Retailers are always looking for opportunities to bypass credit- and debit-card fees. More trials such as Maverik’s are emerging, and a combination of alternative payment and customer incentives has promise.
“Our loyalty program is one of the main vehicles we use to communicate and interact with our customers, and our mobile app is at the center of this program and engages the customer on all aspects of our loyalty offering,” says Call of Maverik. “Our goal is to capitalize on this great tool and increase its value with payments and other fun features.”
Such savings can be as much as 75% of transaction costs, according to Bob Burroughs, senior vice president of product marketing for relatively new loyalty firm Sionic Mobile in Atlanta. He calculates it this way: For a $50 fill-up, a merchant may pay 2% in credit-card fees, which is $1. Sionic earns its income on the distribution and use of rewards, so the cost of the transaction for retailers is 25 cents, because Sionic uses Dwalla to process the charge.
But beyond that cost savings, Burroughs and his team have developed a coalition-style loyalty system in which customers can earn “ions,” or points for shopping at specific merchants, and be able to redeem those points as they build up. Having started the business three years ago within concessions at airports, his firm has expanded to the larger retail space, with a new feature involving fuel purchases at convenience stores.
The overall processing has customers using his company’s mobile app, in which the customer takes a photo of a blank or voided check and uses it as payment. It’s not an ACH transaction and it avoids major credit-card routing, he says.
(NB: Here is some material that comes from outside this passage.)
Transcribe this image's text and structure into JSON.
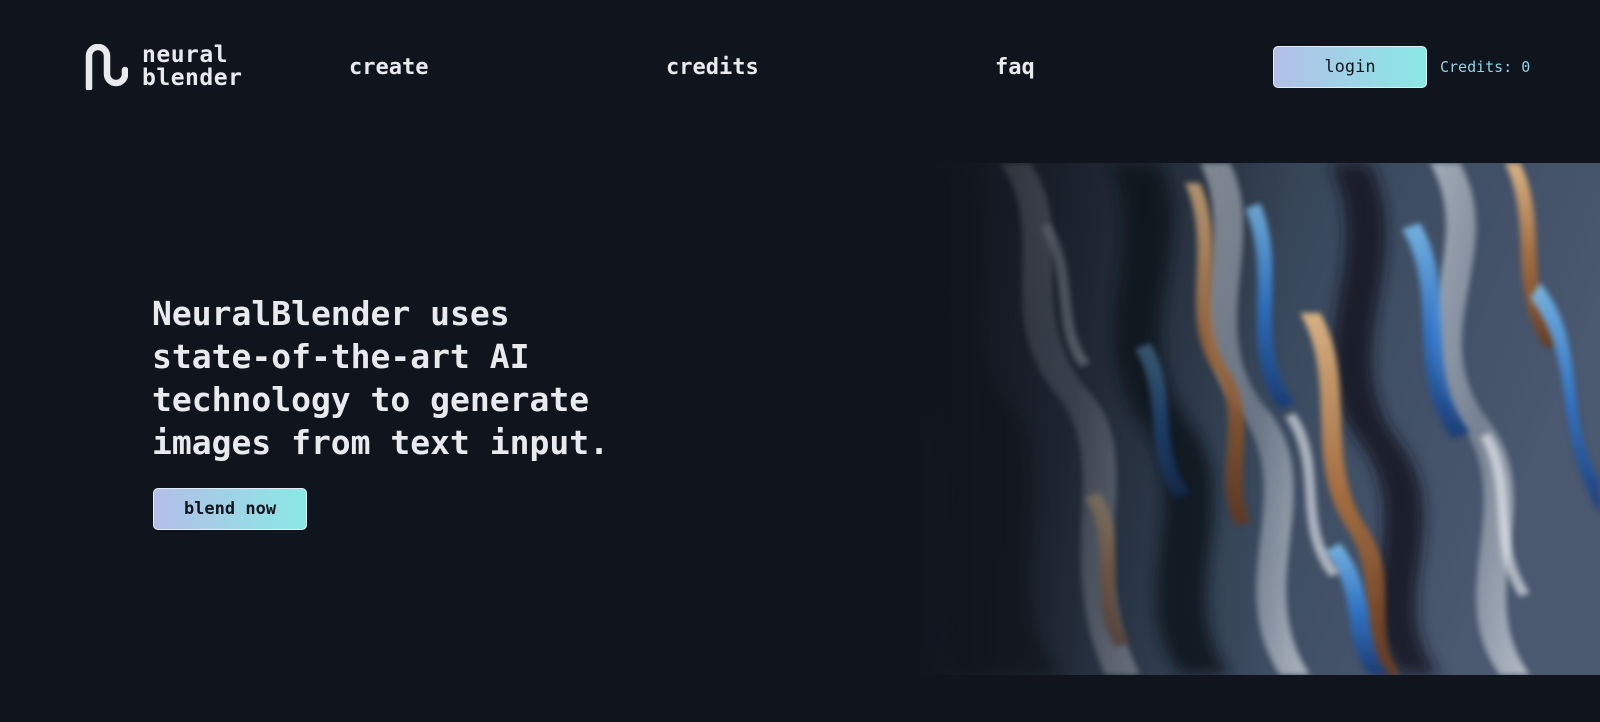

Much of the flexibility comes from banking developments, most specifically the Check 21 measure that came through in 2003. Prior to that, banks settled check payments by physically transporting enormous amounts of physical checks to each other. The Check 21 reform allowed banks to send digital images of checks to settle transactions. As an outgrowth of that convenience, digital checks—or photos of them—are now an accepted form of transferring payments between parties.
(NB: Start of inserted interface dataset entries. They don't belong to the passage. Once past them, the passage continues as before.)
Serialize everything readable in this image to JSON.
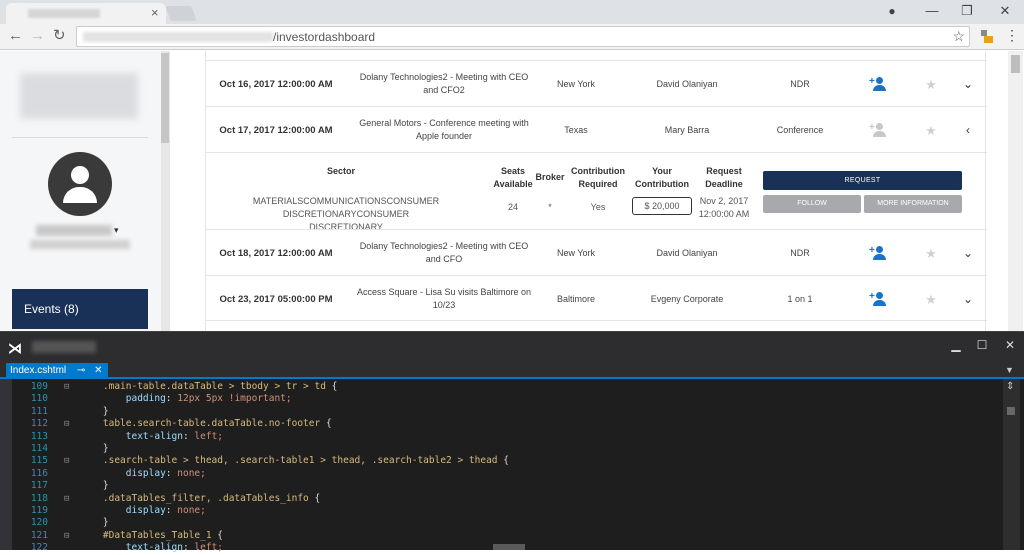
{
  "browser": {
    "tab_close": "×",
    "url_path": "/investordashboard",
    "back": "←",
    "forward": "→",
    "reload": "↻",
    "bookmark": "☆",
    "menu": "⋮",
    "profile": "●",
    "minimize": "—",
    "restore": "❐",
    "close": "✕"
  },
  "sidebar": {
    "events_label": "Events (8)",
    "caret": "▾"
  },
  "events": [
    {
      "date": "Oct 16, 2017 12:00:00 AM",
      "title": "Dolany Technologies2 - Meeting with CEO and CFO2",
      "city": "New York",
      "person": "David Olaniyan",
      "type": "NDR",
      "chevron": "⌄",
      "active": true
    },
    {
      "date": "Oct 17, 2017 12:00:00 AM",
      "title": "General Motors - Conference meeting with Apple founder",
      "city": "Texas",
      "person": "Mary Barra",
      "type": "Conference",
      "chevron": "‹",
      "active": false
    },
    {
      "date": "Oct 18, 2017 12:00:00 AM",
      "title": "Dolany Technologies2 - Meeting with CEO and CFO",
      "city": "New York",
      "person": "David Olaniyan",
      "type": "NDR",
      "chevron": "⌄",
      "active": true
    },
    {
      "date": "Oct 23, 2017 05:00:00 PM",
      "title": "Access Square - Lisa Su visits Baltimore on 10/23",
      "city": "Baltimore",
      "person": "Evgeny Corporate",
      "type": "1 on 1",
      "chevron": "⌄",
      "active": true
    }
  ],
  "detail": {
    "headers": {
      "sector": "Sector",
      "seats": "Seats Available",
      "broker": "Broker",
      "contribution_required": "Contribution Required",
      "your_contribution": "Your Contribution",
      "request_deadline": "Request Deadline"
    },
    "sector": "MATERIALSCOMMUNICATIONSCONSUMER DISCRETIONARYCONSUMER DISCRETIONARY",
    "seats": "24",
    "broker": "*",
    "contribution_required": "Yes",
    "your_contribution": "$ 20,000",
    "request_deadline": "Nov 2, 2017 12:00:00 AM",
    "request_button": "REQUEST",
    "follow_button": "FOLLOW",
    "more_button": "MORE INFORMATION"
  },
  "colors": {
    "navy": "#1a3157",
    "icon_active": "#1a73c8",
    "icon_inactive": "#c8c8c8",
    "selector": "#d7ba7d",
    "property": "#9cdcfe",
    "value": "#ce9178",
    "plain": "#dcdcdc"
  },
  "vs": {
    "logo": "⋊",
    "tab_name": "Index.cshtml",
    "tab_pin": "⊸",
    "tab_close": "✕",
    "tab_menu": "▼",
    "split": "⇕",
    "window_min": "▁",
    "window_max": "☐",
    "window_close": "✕",
    "lines": [
      {
        "n": "109",
        "fold": "⊟",
        "kind": "sel",
        "text": "    .main-table.dataTable > tbody > tr > td {"
      },
      {
        "n": "110",
        "fold": "",
        "kind": "prop",
        "prop": "        padding",
        "val": " 12px 5px !important;"
      },
      {
        "n": "111",
        "fold": "",
        "kind": "plain",
        "text": "    }"
      },
      {
        "n": "112",
        "fold": "⊟",
        "kind": "sel",
        "text": "    table.search-table.dataTable.no-footer {"
      },
      {
        "n": "113",
        "fold": "",
        "kind": "prop",
        "prop": "        text-align",
        "val": " left;"
      },
      {
        "n": "114",
        "fold": "",
        "kind": "plain",
        "text": "    }"
      },
      {
        "n": "115",
        "fold": "⊟",
        "kind": "sel",
        "text": "    .search-table > thead, .search-table1 > thead, .search-table2 > thead {"
      },
      {
        "n": "116",
        "fold": "",
        "kind": "prop",
        "prop": "        display",
        "val": " none;"
      },
      {
        "n": "117",
        "fold": "",
        "kind": "plain",
        "text": "    }"
      },
      {
        "n": "118",
        "fold": "⊟",
        "kind": "sel",
        "text": "    .dataTables_filter, .dataTables_info {"
      },
      {
        "n": "119",
        "fold": "",
        "kind": "prop",
        "prop": "        display",
        "val": " none;"
      },
      {
        "n": "120",
        "fold": "",
        "kind": "plain",
        "text": "    }"
      },
      {
        "n": "121",
        "fold": "⊟",
        "kind": "sel",
        "text": "    #DataTables_Table_1 {"
      },
      {
        "n": "122",
        "fold": "",
        "kind": "prop",
        "prop": "        text-align",
        "val": " left;"
      }
    ]
  }
}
But just because a merchant finds a transaction appealing doesn’t mean a customer will, Burroughs points out: “That’s why we based our payment strategy on giving the consumer a reason to pay with a phone. It’s the reward of ions and getting the benefits with future purchases.”
From a retailer perspective, the time to get into the game is now, Call says. “A lot of companies are sitting back and waiting to see what solution prevails,” he says. “But I believe those who embrace the technology and get involved in the movement will be far ahead of their competitors.”
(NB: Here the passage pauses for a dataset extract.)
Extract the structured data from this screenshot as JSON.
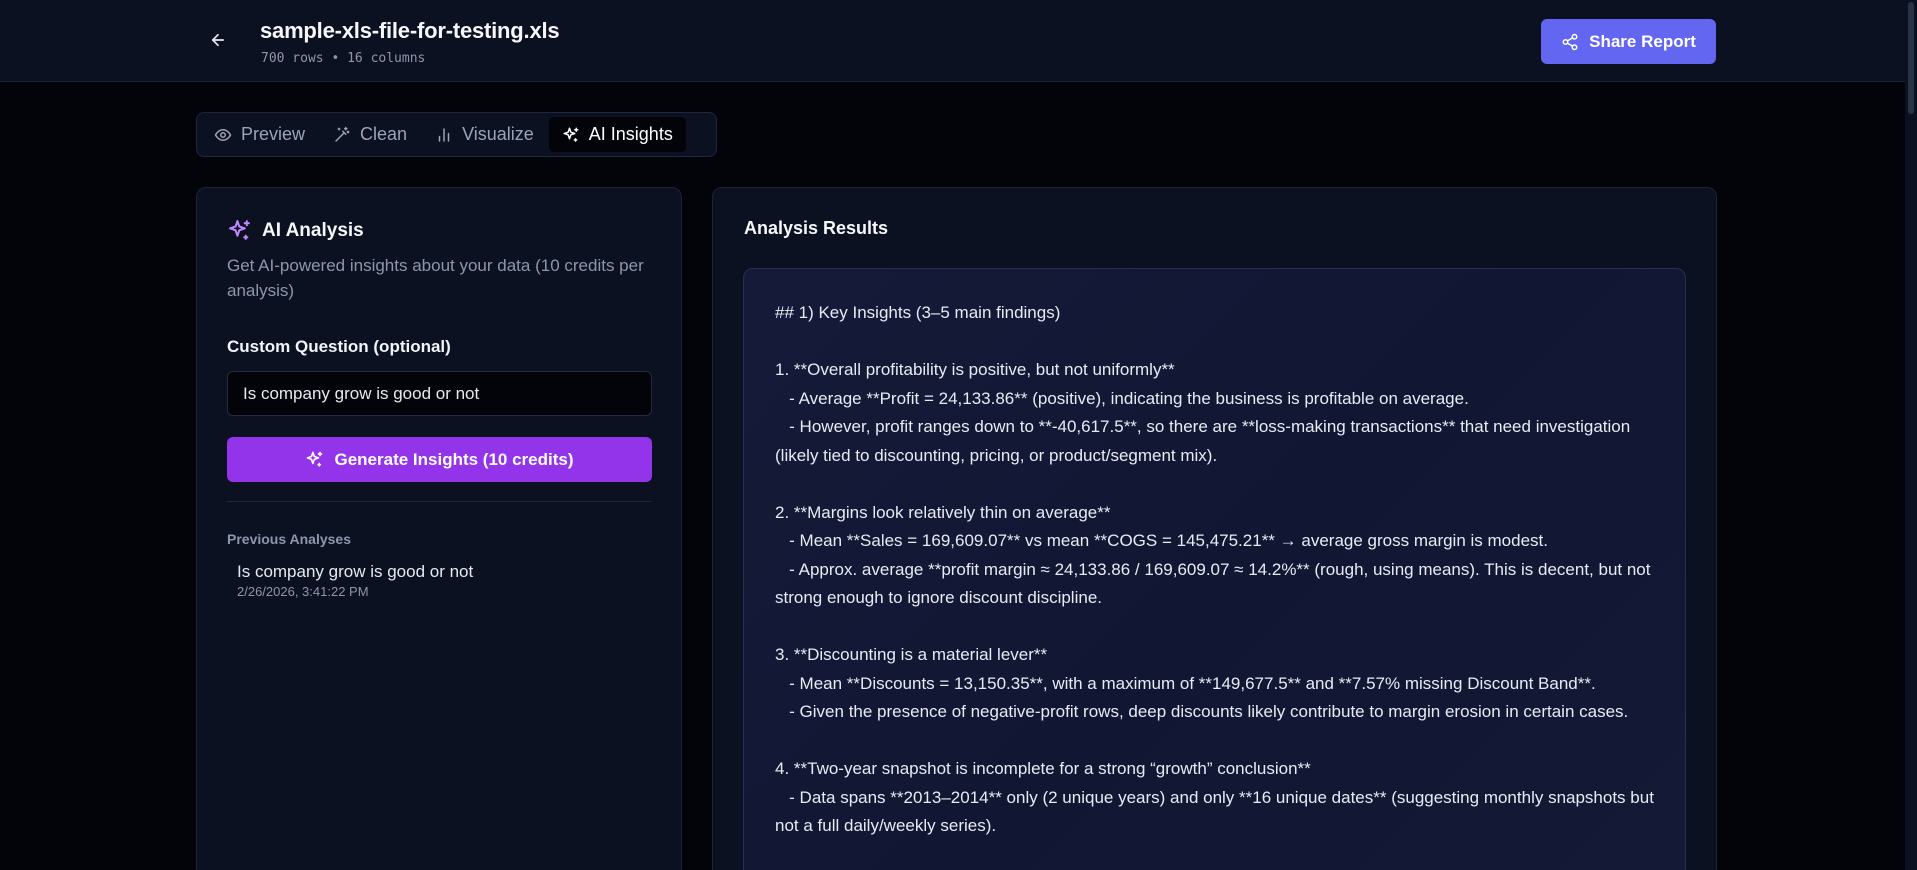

Yet just as retailers begin to see the potential of digital currency for their businesses, new challenges can arise. For instance, in Wolman’s presentation, he gave the example of a CPG manufacturer thinking out loud about how these new currencies could allow brands to communicate directly with consumers. Points could be tied to a big-name candy bar or cereal and entice the consumer directly—ignoring or even bypassing the retailer altogether.
“No doubt the brands are getting closer to the consumer,” says Anton Bakker, president of Outsite Networks, Norfolk, Va., whose company has developed an app that can consolidate brand searches and help consumers find retailers carrying their favorite brands. “But I don’t think the retailer will ever get cut out. It’s an impulse [channel].”